(Excerpts from a dataset)
* * *

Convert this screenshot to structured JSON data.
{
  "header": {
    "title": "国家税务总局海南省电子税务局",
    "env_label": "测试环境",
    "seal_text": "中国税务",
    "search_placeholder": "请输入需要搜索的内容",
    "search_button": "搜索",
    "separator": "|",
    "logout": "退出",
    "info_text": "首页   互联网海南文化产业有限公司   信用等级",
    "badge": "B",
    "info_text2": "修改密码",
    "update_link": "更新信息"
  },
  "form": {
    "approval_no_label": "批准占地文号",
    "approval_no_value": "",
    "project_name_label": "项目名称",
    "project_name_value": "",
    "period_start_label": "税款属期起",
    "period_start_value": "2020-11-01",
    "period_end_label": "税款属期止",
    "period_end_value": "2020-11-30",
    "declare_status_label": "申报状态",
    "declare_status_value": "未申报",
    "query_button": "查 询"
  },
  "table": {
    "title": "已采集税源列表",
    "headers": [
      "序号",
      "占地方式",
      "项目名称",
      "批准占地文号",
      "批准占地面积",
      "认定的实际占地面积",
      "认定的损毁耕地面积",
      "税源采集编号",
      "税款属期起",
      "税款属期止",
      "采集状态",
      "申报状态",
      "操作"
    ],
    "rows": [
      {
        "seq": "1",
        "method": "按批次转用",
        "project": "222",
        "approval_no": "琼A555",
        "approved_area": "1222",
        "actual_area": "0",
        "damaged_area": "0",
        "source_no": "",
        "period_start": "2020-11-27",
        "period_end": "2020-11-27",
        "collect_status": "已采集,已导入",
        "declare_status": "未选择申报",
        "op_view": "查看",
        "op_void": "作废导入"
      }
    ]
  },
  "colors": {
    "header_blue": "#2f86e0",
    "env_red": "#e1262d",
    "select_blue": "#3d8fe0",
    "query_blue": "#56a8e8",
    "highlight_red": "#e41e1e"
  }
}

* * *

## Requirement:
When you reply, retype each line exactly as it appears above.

## Exercise solution:
Convert this screenshot to structured JSON data.
{
  "header": {
    "title": "国家税务总局海南省电子税务局",
    "env_label": "测试环境",
    "seal_text": "中国税务",
    "search_placeholder": "请输入需要搜索的内容",
    "search_button": "搜索",
    "separator": "|",
    "logout": "退出",
    "info_text": "首页   互联网海南文化产业有限公司   信用等级",
    "badge": "B",
    "info_text2": "修改密码",
    "update_link": "更新信息"
  },
  "form": {
    "approval_no_label": "批准占地文号",
    "approval_no_value": "",
    "project_name_label": "项目名称",
    "project_name_value": "",
    "period_start_label": "税款属期起",
    "period_start_value": "2020-11-01",
    "period_end_label": "税款属期止",
    "period_end_value": "2020-11-30",
    "declare_status_label": "申报状态",
    "declare_status_value": "未申报",
    "query_button": "查 询"
  },
  "table": {
    "title": "已采集税源列表",
    "headers": [
      "序号",
      "占地方式",
      "项目名称",
      "批准占地文号",
      "批准占地面积",
      "认定的实际占地面积",
      "认定的损毁耕地面积",
      "税源采集编号",
      "税款属期起",
      "税款属期止",
      "采集状态",
      "申报状态",
      "操作"
    ],
    "rows": [
      {
        "seq": "1",
        "method": "按批次转用",
        "project": "222",
        "approval_no": "琼A555",
        "approved_area": "1222",
        "actual_area": "0",
        "damaged_area": "0",
        "source_no": "",
        "period_start": "2020-11-27",
        "period_end": "2020-11-27",
        "collect_status": "已采集,已导入",
        "declare_status": "未选择申报",
        "op_view": "查看",
        "op_void": "作废导入"
      }
    ]
  },
  "colors": {
    "header_blue": "#2f86e0",
    "env_red": "#e1262d",
    "select_blue": "#3d8fe0",
    "query_blue": "#56a8e8",
    "highlight_red": "#e41e1e"
  }
}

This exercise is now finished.